[[ Input data, beginning ]]

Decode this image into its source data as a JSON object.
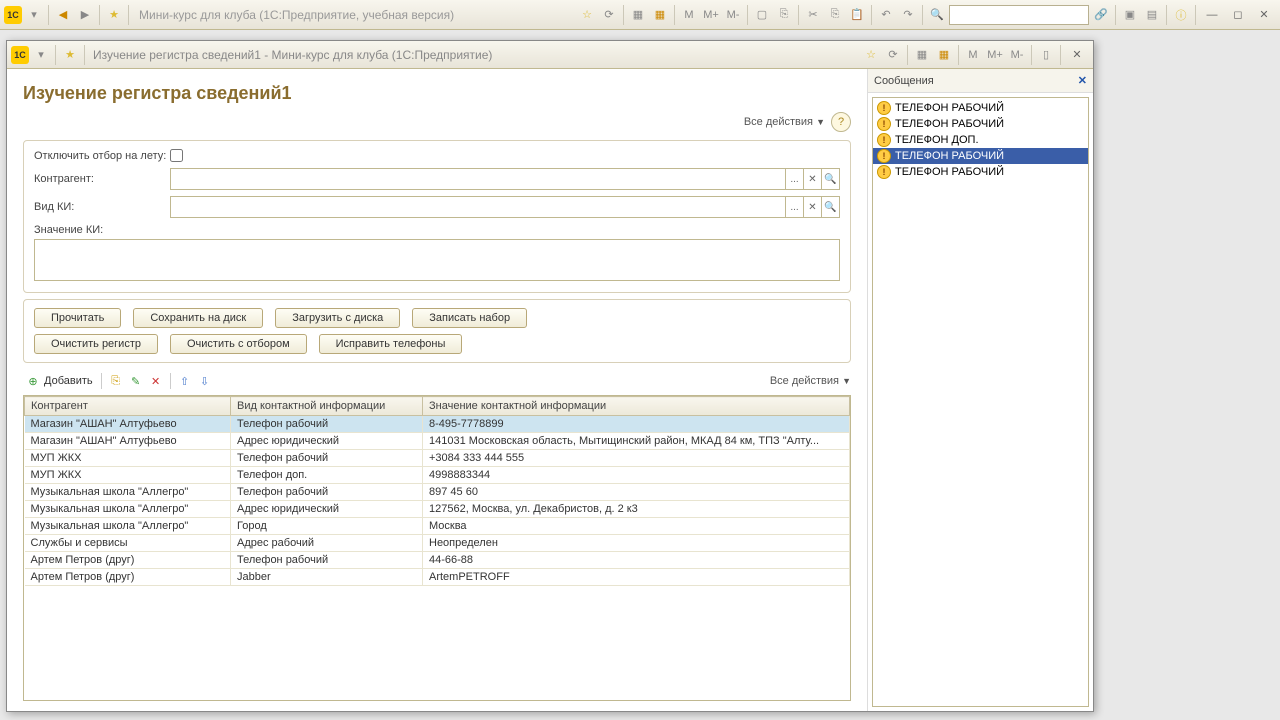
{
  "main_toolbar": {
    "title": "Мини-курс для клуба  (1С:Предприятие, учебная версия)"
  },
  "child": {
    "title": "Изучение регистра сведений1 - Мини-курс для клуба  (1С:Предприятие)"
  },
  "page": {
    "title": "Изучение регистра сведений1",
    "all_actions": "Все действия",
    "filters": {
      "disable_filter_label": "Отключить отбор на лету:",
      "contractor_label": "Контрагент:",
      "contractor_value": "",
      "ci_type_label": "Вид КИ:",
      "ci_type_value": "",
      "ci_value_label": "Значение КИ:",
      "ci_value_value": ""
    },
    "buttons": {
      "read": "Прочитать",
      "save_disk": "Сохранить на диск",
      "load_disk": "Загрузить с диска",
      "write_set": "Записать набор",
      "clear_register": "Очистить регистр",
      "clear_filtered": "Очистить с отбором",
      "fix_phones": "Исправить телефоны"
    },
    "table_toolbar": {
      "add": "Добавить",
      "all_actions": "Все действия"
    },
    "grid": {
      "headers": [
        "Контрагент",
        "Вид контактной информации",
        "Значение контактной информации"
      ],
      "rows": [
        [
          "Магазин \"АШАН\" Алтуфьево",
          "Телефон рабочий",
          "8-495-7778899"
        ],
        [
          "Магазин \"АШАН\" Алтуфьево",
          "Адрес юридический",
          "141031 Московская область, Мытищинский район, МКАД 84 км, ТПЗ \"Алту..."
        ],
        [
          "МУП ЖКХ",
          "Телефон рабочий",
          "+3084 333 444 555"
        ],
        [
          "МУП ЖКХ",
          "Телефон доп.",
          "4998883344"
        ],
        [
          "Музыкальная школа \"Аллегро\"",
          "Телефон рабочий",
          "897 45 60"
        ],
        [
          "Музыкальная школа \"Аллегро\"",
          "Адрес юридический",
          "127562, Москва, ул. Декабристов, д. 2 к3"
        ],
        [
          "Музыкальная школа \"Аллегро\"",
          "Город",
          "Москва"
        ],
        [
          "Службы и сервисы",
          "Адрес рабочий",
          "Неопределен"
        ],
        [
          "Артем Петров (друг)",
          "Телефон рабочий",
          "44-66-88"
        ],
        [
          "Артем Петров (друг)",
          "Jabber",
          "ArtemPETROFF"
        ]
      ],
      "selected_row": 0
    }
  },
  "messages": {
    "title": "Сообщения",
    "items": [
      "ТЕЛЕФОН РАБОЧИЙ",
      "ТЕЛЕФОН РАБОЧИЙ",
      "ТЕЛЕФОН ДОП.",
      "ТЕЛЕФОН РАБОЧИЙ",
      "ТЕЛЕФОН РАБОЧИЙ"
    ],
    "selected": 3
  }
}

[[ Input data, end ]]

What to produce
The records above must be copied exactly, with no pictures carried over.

Answer section
Decode this image into its source data as a JSON object.
{
  "main_toolbar": {
    "title": "Мини-курс для клуба  (1С:Предприятие, учебная версия)"
  },
  "child": {
    "title": "Изучение регистра сведений1 - Мини-курс для клуба  (1С:Предприятие)"
  },
  "page": {
    "title": "Изучение регистра сведений1",
    "all_actions": "Все действия",
    "filters": {
      "disable_filter_label": "Отключить отбор на лету:",
      "contractor_label": "Контрагент:",
      "contractor_value": "",
      "ci_type_label": "Вид КИ:",
      "ci_type_value": "",
      "ci_value_label": "Значение КИ:",
      "ci_value_value": ""
    },
    "buttons": {
      "read": "Прочитать",
      "save_disk": "Сохранить на диск",
      "load_disk": "Загрузить с диска",
      "write_set": "Записать набор",
      "clear_register": "Очистить регистр",
      "clear_filtered": "Очистить с отбором",
      "fix_phones": "Исправить телефоны"
    },
    "table_toolbar": {
      "add": "Добавить",
      "all_actions": "Все действия"
    },
    "grid": {
      "headers": [
        "Контрагент",
        "Вид контактной информации",
        "Значение контактной информации"
      ],
      "rows": [
        [
          "Магазин \"АШАН\" Алтуфьево",
          "Телефон рабочий",
          "8-495-7778899"
        ],
        [
          "Магазин \"АШАН\" Алтуфьево",
          "Адрес юридический",
          "141031 Московская область, Мытищинский район, МКАД 84 км, ТПЗ \"Алту..."
        ],
        [
          "МУП ЖКХ",
          "Телефон рабочий",
          "+3084 333 444 555"
        ],
        [
          "МУП ЖКХ",
          "Телефон доп.",
          "4998883344"
        ],
        [
          "Музыкальная школа \"Аллегро\"",
          "Телефон рабочий",
          "897 45 60"
        ],
        [
          "Музыкальная школа \"Аллегро\"",
          "Адрес юридический",
          "127562, Москва, ул. Декабристов, д. 2 к3"
        ],
        [
          "Музыкальная школа \"Аллегро\"",
          "Город",
          "Москва"
        ],
        [
          "Службы и сервисы",
          "Адрес рабочий",
          "Неопределен"
        ],
        [
          "Артем Петров (друг)",
          "Телефон рабочий",
          "44-66-88"
        ],
        [
          "Артем Петров (друг)",
          "Jabber",
          "ArtemPETROFF"
        ]
      ],
      "selected_row": 0
    }
  },
  "messages": {
    "title": "Сообщения",
    "items": [
      "ТЕЛЕФОН РАБОЧИЙ",
      "ТЕЛЕФОН РАБОЧИЙ",
      "ТЕЛЕФОН ДОП.",
      "ТЕЛЕФОН РАБОЧИЙ",
      "ТЕЛЕФОН РАБОЧИЙ"
    ],
    "selected": 3
  }
}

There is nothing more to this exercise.